While Bimla’s father is busy cursing her all over again, Bimla’s mother collapses and falls so seriously ill that she has to be hospitalised. Fortunately, there is a government-run charity hospital nearby, so they don’t have to pay a paisa for her treatment. On the other hand, the hospital doesn’t seem to be too good; some time later, the mother dies.
What’s going to happen to this family? Will they be able to shake themselves free of the tragedy upon tragedy that seems to be striking them? Will Pyarelal—hopefully now on his way to becoming the artiste he’d always dreamed of being—finally make it and be able to help his family?
What I liked about this film:
C Ramchandra’s music, which is fabulous. Albela is chockfull of songs, all of them good ones. My favourites are the peppy Shola jo bhadke dil mera dhadke, Shaam dhale khidki tale, O betaji, arre o babuji, and the lilting lullaby, Dheere se aaja ri ankhiyan mein.
Geeta Bali! I realised, while I was writing this review, that I’ve never before reviewed a Geeta Bali starrer on this blog (Mujrim, perhaps, but she’s just got an item number there, not a substantial role). Albela, even though she doesn’t get the opportunity to show off her acting ability, is a good Geeta Bali showcase: she’s pretty and vivacious and lively enough to make up for a lot of the things that aren’t right with this film…

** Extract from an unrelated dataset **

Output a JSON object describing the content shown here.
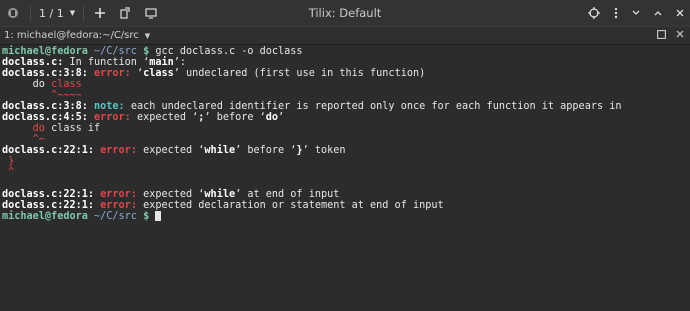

What I didn’t like:
Bhagwaan. I have never been a Bhagwaan fan, and the thought of a film that starred him as the hero didn’t exactly appeal to me. If Pyarelal had been a madcap hero, a walking cartoon all the time, it would have been okay by me. But he isn’t; he’s a romantic hero, a devoted son, dramatic and tragic and only very occasionally funny—and then too, not really. Halfway through the film, I was thoroughly sick of that curling lip, flaring nostrils and wide eyes that were supposed to be so comic. I can understand that Bhagwaan (who wrote, directed and produced Albela) wanted to star in his own film. But if he wrote it, he should have written a more believable role for himself.
Another thing that irritated me no end was the family: such a bunch of unlikeable people. Not that Albela is out of the ordinary in that respect; a lot of films from the 50’s and 60’s featured families like that, constantly hitting each other and berating each other and being thoroughly rude—besides being past masters at the art of emotional blackmail.
And the way Pyarelal treats Asha at the fag end of the film is unforgiveable. She’s a duffer too, for smiling prettily and forgiving him everything.
If only one could blot Bhagwaan and his filmi family out of Albela and replace them with someone like Ajit (and a more understanding, mature and emotionally intelligent set of parents and siblings)…
P.S. Pacifist has just reminded me that Tom Daniel had created a subtitled DVD version of Albela and made it available for anyone who’d like to watch. Richard made an announcement to this effect at the end of his post on the film. Do go check it out! (By the way, that’s what I call co-operation: Tom ‘cleaned up’ the audio and video, Ava subtitled some of the songs, Richard posted the announcement, and pacifist reminded me about it. Thank you, all)!